On the plus side, the action set pieces are extremely thrilling. Hawks was wise to hire ace action and stunt genius Yakima Canutt (the man solely responsible for the legendary chariot race in Wyler’s Ben-Hur, among other great cinematic rollercoaster rides), and his second unit direction includes some truly masterful carnage and derring-do.
Another good move on Hawks’s part was re-enlisting screenwriter Brackett to his cause. Not only is the plotting reasonably solid, the movie is peppered with some really crisp dialogue. The problem is that so many of the actors in the film are completely at a loss as to how to deliver their lines.

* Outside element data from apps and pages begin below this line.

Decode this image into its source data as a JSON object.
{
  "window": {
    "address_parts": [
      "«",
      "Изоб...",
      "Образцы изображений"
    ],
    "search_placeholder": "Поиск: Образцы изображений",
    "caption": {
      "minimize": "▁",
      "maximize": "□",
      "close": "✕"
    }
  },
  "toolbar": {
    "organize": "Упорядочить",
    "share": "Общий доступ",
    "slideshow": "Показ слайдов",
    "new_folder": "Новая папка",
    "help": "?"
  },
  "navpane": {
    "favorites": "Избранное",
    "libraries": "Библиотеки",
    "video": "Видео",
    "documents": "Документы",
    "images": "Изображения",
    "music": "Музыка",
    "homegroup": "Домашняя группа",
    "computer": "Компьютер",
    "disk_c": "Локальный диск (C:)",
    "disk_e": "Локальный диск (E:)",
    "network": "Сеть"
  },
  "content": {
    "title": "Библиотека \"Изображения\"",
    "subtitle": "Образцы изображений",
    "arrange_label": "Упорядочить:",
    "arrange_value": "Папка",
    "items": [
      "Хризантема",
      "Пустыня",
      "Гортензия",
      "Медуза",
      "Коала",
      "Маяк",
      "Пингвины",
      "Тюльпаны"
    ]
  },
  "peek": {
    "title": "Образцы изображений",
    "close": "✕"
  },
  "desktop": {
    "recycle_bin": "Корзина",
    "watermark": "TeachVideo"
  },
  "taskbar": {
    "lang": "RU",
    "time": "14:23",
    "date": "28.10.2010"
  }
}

John Wayne seems up to the challenge, but having to play opposite the sad likes of Jennifer O’Neill (her line-thudding monotone is especially egregious) and the handsome but stilted Jorge Rivero appears to visibly drive the Duke to distraction onscreen. On the other hand, Wayne is such a great actor and true star that one is still glued to him throughout and happy enough to amble along the familiar trail his character is on. Our first introduction to Wayne is especially terrific and sets the tone of his character perfectly. When a young officer approaches Wayne and apologizes for disturbing him, Wayne responds in his deadpan drawl, “You were told to disturb me. You’d have been a lot sorrier if you hadn’t.” Gotta love the Duke!
One also assumes Brackett had a hand in the many funny jokes involving Wayne’s paunchy physique. As the story goes, when Hawks was running into trouble with William Faulkner on the screenplay for The Big Sleep he demanded the immediate assistance of “that guy Brackett” to punch things up. Having written primarily science fiction to that point, Brackett also wrote an amazing hard-boiled detective novel, “No Good for a Corpse,” and the writing endeared itself to Hawks as just what he needed. Throughout many pictures, including those of Hawks, “that guy Brackett” handled HERSELF with the craft and aplomb of an old pro – that she most definitely was. My favourite John-Wayne-directed joke in Rio Lobo is when some strapping young men lift his dead weight after knocking him out cold and one of them quips, “He’s heavier than a baby whale”.
The banter delivered via the screenplay to O’Neill and Rivero is exceptionally well written, but neither actor can attack it with the ping-pong ferocity that was such a hallmark of Hawks’s great comedies and most certainly not to the level displayed by Bogie and Bacall in Hawks’s first teaming with Brackett in The Big Sleep. As the film proceeds, one can almost feel the frustration Hawks must have been fraught with as scene after scene involving these two drags the movie down to some considerable depths.
Much better in the supporting cast is future producer and studio head Sherry Lansing who proves to be a gorgeous and terrific actress. If only she’d had O’Neill’s role. There’s also able support from Robert Mitchum’s son Christopher, who is a lightweight compared to Dad but attractive and affable enough. He’d have been great in Rivero’s role. Thankfully, there are some wonderful old hands like Jack Elam (chewing the scenery like only he could) and a nice bit from Hank (Ole Mose) Worden.
If you’re a fan of Hawks, westerns, good writing (albeit butchered by some awful actors) and The Duke, Rio Lobo will prove to be worth seeing. How memorable it will be is another question, but I can assure you that my second helping after four decades was not without merit.
Rio Lobo is available on Blu-ray from Paramount Home Video. It has no extra features, but the movie looks just fine in high-definition, and thankfully some over-zealous flunky in the transfer suite hasn’t seen fit to remove the grain and given the film some quality colour balance. Should you buy it? I would. But that’s me.